Guernica Editions, 2018.
Carol Barbour’s new book of poetry is a heady concoction of sumptuous beauty and dangerous relations – by turns playful, refined, and ferocious. Nudging at the edge of being, the poems evoke the cadence and tremour of a beating heart. Trauma is carefully negotiated, wrestling in a precarious balance between memory and what remains inconceivable. Barbour invites the reader to reflect on human frailty, and the inherent desire to mend relations with others, and with oneself. The poems are intricate ciphers, heroic missals, created to forestall the propensity of life to come undone. Infrangible is an intimate portrait of the artist as a child, a woman, and a lover, in search of meaning, union, and recognition.
Divided in two parts, titled The Broken Vase and Gigantomachy respectively, the collection consists of forty-seven poems, on a range of subjects including motherhood, artistic inspiration, and struggles with power. Infrangible opens with the poem “At First,” which introduces the enigma of inner and outer engagement, and the paradox of freedom through attachment. In the second section titled, “Gigantomachy,” the poems explore the struggles of giants and mortals, and the disequilibrium of scale and power in relationships.
An excerpt from the poem “Gigantomachy”:
The ones who fell
while riding too fast on their chariots.
they ascend in the night sky.
The theme of water and resistance is evoked in the poem titled “The Collective”:
The stream endures and in that sense
One can know how to live by dreaming.
Poem from the collection:
Is about losing one’s head over images.
The body in London,
the head in Copenhagen.
Vanquished, carried away
in the night through clandestine networks,
beheaded subjects make their claims
of selfhood known.
The head of the crime unit is taking
account of the lost objects.
There’s no escape from becoming
a subject like Robin Williams
in the film Baron Munchausen
when he raves
that his body is trapped,
estranged from his mind.
What do art historians study?
Among other things they look at ancient coins,

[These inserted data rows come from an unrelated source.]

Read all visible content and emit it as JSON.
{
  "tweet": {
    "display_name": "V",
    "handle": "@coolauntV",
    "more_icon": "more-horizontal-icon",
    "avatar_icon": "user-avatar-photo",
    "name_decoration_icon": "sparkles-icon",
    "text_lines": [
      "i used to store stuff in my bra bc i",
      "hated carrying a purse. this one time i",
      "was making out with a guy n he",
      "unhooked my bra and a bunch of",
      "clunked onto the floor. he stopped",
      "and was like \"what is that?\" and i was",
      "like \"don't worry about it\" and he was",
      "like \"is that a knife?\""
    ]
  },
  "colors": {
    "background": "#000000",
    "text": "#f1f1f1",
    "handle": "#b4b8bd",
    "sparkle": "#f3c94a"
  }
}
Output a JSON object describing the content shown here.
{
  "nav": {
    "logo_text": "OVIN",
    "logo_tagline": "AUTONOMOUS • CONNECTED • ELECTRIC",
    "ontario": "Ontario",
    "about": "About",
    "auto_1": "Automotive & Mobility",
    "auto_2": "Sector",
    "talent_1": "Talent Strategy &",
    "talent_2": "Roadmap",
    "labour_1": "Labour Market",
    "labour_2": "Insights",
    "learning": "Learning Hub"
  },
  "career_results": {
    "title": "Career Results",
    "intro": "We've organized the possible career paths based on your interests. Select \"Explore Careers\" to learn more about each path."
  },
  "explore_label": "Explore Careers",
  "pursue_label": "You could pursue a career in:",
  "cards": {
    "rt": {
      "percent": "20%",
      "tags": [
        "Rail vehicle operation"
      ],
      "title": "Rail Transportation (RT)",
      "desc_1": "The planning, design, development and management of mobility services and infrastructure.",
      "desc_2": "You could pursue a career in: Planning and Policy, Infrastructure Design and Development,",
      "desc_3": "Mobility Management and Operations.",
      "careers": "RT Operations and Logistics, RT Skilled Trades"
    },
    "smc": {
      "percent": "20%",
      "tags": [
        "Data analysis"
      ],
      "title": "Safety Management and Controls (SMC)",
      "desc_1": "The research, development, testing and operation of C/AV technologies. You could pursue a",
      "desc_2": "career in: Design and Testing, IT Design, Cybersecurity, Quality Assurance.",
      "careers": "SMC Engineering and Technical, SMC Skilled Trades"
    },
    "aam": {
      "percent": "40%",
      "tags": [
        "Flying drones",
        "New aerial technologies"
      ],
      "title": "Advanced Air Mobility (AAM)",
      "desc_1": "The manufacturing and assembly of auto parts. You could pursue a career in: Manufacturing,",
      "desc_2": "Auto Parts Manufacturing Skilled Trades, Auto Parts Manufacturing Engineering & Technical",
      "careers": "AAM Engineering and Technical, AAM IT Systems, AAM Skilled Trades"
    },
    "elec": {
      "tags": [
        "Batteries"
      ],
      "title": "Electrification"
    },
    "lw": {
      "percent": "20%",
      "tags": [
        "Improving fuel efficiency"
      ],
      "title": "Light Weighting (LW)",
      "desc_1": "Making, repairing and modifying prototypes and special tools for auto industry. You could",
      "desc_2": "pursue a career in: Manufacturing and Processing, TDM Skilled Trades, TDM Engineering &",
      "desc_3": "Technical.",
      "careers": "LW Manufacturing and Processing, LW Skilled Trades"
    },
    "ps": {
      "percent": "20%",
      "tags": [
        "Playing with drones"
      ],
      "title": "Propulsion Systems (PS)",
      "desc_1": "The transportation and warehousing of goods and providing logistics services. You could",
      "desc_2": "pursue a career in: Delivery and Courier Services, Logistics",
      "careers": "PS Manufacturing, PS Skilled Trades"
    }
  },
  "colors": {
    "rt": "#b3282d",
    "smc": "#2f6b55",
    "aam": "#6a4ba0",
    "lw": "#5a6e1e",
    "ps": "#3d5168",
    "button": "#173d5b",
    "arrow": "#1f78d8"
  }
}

amulets, hoards along the Thames,
The Bronze and Iron Ages,
Roman Britain at Bath and Somerset,
piles of coins hammered
in animal bones and tree trunks.
Inside jars and along riverbeds.
Art persists when currency fails.
Readings in 2018 and 2019:
The Art Bar Poetry Series, April 10, Free Times Café, 320 College St. Toronto. With Joanna Sworn and Ned Baeck.
Guernica Fall Launch, Sept. 9, Supermarket Restaurant and Bar, 268 Augusta Ave., Toronto,
Bowery Poetry Club, Nov. 11, 308 Bowery, New York, NY, USA. Open Mike.
Boneshaker Reading Series, Dec. 11, Bloor Gladstone Library, Toronto Public Library,With Loren Edizel.
Signature Series, Knife Fork Book, 244 Augusta Ave, 2nd Fl. at The Dark Side Studio, Kensington Market, Toronto. With Sonia di Placido and Dominque Bernier-Cormier.
Secret Handshake Poetry Series, 170A Baldwin Street. With Hanan Hazime, George Zancola, Nick Zisis.